Find the lines of the data below that include "JSON". Report their number only.

(Excerpts from a dataset)
-----

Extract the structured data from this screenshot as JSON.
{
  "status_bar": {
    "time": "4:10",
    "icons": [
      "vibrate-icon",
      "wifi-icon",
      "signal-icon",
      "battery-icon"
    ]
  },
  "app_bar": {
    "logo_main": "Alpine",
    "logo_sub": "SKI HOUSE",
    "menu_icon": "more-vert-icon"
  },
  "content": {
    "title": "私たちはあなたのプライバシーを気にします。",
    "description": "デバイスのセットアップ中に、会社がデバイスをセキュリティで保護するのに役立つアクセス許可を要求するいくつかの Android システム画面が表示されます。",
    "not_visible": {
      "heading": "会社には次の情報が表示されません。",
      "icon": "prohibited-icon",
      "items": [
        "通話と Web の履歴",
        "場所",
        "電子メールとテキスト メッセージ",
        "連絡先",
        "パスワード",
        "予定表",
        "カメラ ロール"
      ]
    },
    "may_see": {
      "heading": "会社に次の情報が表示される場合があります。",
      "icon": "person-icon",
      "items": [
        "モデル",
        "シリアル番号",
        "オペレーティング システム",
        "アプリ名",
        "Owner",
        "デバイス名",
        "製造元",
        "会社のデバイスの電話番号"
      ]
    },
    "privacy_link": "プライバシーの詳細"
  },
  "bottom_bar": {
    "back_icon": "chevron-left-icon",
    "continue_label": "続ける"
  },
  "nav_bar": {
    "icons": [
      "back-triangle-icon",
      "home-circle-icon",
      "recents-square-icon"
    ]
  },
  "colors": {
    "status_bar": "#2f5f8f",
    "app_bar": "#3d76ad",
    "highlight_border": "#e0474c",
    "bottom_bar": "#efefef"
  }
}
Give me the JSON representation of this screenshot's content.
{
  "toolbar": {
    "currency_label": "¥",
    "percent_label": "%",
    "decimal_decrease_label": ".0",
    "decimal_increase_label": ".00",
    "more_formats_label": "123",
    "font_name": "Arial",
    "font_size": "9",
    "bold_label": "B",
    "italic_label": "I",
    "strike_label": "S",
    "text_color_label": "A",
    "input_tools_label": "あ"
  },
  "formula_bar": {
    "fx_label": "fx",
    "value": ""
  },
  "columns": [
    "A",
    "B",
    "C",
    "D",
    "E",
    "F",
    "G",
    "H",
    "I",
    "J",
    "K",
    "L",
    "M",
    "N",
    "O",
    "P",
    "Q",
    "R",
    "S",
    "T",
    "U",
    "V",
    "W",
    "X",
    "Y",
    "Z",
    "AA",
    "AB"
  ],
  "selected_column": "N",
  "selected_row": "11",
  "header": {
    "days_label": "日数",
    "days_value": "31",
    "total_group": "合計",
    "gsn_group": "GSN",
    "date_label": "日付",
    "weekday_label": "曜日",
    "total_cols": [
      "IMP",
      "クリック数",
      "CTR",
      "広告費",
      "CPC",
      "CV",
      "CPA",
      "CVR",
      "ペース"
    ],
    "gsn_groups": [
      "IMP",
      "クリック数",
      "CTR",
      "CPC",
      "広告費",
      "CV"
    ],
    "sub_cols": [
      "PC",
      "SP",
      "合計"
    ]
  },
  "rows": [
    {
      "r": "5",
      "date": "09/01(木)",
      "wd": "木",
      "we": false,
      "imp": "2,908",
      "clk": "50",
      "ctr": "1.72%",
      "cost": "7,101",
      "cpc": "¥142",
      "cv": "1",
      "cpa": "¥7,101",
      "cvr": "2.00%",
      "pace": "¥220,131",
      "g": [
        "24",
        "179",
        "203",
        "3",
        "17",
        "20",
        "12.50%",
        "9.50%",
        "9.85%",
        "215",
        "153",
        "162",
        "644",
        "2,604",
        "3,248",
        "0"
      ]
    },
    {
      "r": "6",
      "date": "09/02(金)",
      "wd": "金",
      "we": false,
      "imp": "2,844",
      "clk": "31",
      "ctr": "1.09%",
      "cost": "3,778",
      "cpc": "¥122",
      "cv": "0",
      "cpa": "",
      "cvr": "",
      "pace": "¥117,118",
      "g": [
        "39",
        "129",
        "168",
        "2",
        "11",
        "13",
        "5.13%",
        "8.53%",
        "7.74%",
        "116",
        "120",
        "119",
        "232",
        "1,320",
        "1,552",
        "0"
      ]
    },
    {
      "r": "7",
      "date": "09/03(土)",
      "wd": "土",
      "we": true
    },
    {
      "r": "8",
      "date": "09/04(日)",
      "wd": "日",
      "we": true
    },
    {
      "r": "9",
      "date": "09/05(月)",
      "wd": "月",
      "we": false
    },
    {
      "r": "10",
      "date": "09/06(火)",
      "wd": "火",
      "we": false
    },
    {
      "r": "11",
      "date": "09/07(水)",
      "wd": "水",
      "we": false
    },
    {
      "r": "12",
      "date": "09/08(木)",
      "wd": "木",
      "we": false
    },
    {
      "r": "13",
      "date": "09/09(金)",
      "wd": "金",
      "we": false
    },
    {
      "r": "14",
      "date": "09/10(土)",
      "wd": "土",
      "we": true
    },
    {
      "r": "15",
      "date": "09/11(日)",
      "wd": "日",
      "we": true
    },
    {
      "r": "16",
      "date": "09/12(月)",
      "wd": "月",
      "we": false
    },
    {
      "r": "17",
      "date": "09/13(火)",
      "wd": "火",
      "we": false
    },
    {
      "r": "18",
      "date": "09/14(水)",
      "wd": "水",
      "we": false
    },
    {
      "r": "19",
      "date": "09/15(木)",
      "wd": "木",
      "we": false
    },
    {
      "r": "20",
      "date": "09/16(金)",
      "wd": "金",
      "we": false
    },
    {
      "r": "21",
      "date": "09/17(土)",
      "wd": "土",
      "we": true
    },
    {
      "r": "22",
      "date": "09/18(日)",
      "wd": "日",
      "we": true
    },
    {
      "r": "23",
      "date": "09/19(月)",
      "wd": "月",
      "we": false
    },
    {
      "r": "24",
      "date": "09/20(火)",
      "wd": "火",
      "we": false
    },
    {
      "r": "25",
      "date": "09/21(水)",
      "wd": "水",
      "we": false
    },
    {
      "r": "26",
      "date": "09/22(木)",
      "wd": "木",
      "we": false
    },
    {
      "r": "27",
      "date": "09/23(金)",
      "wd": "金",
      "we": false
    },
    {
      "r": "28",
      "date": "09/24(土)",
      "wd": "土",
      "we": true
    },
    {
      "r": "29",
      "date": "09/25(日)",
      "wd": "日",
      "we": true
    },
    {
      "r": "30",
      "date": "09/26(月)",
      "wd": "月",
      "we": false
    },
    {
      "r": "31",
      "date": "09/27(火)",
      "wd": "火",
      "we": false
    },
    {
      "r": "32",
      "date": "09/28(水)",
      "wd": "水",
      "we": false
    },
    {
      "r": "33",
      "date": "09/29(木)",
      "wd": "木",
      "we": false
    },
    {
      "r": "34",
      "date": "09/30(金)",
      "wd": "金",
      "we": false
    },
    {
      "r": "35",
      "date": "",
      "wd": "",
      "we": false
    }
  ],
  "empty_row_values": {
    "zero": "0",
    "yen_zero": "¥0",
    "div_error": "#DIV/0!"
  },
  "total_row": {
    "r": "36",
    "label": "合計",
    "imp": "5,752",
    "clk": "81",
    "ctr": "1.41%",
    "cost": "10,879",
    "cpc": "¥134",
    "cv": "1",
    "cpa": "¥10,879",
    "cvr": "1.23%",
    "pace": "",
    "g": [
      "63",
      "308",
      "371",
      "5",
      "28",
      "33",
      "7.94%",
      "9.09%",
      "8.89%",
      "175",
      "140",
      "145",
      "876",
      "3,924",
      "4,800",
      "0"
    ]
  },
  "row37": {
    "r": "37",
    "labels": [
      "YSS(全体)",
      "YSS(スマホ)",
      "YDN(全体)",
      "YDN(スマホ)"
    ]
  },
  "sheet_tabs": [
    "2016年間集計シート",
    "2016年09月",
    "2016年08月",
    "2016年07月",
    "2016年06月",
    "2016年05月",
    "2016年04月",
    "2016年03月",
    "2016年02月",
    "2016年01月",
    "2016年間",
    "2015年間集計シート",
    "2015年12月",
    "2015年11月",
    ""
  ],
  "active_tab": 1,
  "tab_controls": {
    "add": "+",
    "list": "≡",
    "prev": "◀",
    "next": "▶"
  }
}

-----

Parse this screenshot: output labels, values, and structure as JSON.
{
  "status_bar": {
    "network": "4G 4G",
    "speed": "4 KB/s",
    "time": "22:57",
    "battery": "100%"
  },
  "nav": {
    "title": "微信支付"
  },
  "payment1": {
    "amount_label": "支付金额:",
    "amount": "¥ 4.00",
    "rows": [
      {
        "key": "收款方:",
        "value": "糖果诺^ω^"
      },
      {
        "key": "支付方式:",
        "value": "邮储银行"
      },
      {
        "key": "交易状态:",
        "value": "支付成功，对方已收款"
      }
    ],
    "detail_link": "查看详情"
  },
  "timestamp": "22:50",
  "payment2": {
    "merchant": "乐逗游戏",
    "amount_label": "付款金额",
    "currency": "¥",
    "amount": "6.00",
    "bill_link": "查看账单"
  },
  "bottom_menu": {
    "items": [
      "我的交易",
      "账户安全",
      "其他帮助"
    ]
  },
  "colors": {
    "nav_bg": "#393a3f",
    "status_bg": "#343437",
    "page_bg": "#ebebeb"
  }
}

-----

Your response
3